Input data:
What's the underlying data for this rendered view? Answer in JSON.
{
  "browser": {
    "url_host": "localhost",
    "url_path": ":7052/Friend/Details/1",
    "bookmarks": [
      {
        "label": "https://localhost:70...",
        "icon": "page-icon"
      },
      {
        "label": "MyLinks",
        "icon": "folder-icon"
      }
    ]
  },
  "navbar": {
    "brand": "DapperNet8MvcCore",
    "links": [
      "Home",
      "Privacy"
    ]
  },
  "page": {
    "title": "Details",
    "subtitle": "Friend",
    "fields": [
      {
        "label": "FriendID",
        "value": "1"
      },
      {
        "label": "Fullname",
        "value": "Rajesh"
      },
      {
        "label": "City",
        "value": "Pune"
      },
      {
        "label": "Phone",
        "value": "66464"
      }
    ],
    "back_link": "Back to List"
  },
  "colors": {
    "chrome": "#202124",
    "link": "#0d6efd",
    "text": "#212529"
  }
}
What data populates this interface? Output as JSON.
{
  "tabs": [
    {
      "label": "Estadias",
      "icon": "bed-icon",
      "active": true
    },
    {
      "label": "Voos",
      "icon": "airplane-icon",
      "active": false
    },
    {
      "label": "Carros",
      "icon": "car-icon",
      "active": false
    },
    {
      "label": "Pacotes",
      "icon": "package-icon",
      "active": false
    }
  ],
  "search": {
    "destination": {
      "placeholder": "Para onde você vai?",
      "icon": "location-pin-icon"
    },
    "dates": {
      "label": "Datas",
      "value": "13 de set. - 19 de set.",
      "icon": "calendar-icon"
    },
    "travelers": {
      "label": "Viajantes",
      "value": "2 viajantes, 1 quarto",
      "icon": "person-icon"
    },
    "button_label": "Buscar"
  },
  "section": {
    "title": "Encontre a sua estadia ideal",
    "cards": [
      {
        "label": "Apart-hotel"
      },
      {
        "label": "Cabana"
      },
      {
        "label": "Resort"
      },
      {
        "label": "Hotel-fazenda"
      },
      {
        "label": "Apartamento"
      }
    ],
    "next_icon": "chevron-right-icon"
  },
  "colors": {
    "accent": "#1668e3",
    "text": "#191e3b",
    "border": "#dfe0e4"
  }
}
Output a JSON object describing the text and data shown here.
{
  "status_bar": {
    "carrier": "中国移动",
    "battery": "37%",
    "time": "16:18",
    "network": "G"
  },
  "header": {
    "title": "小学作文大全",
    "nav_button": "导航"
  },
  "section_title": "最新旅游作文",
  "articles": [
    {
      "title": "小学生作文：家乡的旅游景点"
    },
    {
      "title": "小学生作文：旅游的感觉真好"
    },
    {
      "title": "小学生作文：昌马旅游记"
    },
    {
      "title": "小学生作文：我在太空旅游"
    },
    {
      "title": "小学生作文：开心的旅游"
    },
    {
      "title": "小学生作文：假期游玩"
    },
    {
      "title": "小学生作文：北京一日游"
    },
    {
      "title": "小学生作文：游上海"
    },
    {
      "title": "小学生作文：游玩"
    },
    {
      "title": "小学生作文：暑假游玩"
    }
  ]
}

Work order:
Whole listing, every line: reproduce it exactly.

Answer section:
What's the underlying data for this rendered view? Answer in JSON.
{
  "browser": {
    "url_host": "localhost",
    "url_path": ":7052/Friend/Details/1",
    "bookmarks": [
      {
        "label": "https://localhost:70...",
        "icon": "page-icon"
      },
      {
        "label": "MyLinks",
        "icon": "folder-icon"
      }
    ]
  },
  "navbar": {
    "brand": "DapperNet8MvcCore",
    "links": [
      "Home",
      "Privacy"
    ]
  },
  "page": {
    "title": "Details",
    "subtitle": "Friend",
    "fields": [
      {
        "label": "FriendID",
        "value": "1"
      },
      {
        "label": "Fullname",
        "value": "Rajesh"
      },
      {
        "label": "City",
        "value": "Pune"
      },
      {
        "label": "Phone",
        "value": "66464"
      }
    ],
    "back_link": "Back to List"
  },
  "colors": {
    "chrome": "#202124",
    "link": "#0d6efd",
    "text": "#212529"
  }
}
What data populates this interface? Output as JSON.
{
  "tabs": [
    {
      "label": "Estadias",
      "icon": "bed-icon",
      "active": true
    },
    {
      "label": "Voos",
      "icon": "airplane-icon",
      "active": false
    },
    {
      "label": "Carros",
      "icon": "car-icon",
      "active": false
    },
    {
      "label": "Pacotes",
      "icon": "package-icon",
      "active": false
    }
  ],
  "search": {
    "destination": {
      "placeholder": "Para onde você vai?",
      "icon": "location-pin-icon"
    },
    "dates": {
      "label": "Datas",
      "value": "13 de set. - 19 de set.",
      "icon": "calendar-icon"
    },
    "travelers": {
      "label": "Viajantes",
      "value": "2 viajantes, 1 quarto",
      "icon": "person-icon"
    },
    "button_label": "Buscar"
  },
  "section": {
    "title": "Encontre a sua estadia ideal",
    "cards": [
      {
        "label": "Apart-hotel"
      },
      {
        "label": "Cabana"
      },
      {
        "label": "Resort"
      },
      {
        "label": "Hotel-fazenda"
      },
      {
        "label": "Apartamento"
      }
    ],
    "next_icon": "chevron-right-icon"
  },
  "colors": {
    "accent": "#1668e3",
    "text": "#191e3b",
    "border": "#dfe0e4"
  }
}
Output a JSON object describing the text and data shown here.
{
  "status_bar": {
    "carrier": "中国移动",
    "battery": "37%",
    "time": "16:18",
    "network": "G"
  },
  "header": {
    "title": "小学作文大全",
    "nav_button": "导航"
  },
  "section_title": "最新旅游作文",
  "articles": [
    {
      "title": "小学生作文：家乡的旅游景点"
    },
    {
      "title": "小学生作文：旅游的感觉真好"
    },
    {
      "title": "小学生作文：昌马旅游记"
    },
    {
      "title": "小学生作文：我在太空旅游"
    },
    {
      "title": "小学生作文：开心的旅游"
    },
    {
      "title": "小学生作文：假期游玩"
    },
    {
      "title": "小学生作文：北京一日游"
    },
    {
      "title": "小学生作文：游上海"
    },
    {
      "title": "小学生作文：游玩"
    },
    {
      "title": "小学生作文：暑假游玩"
    }
  ]
}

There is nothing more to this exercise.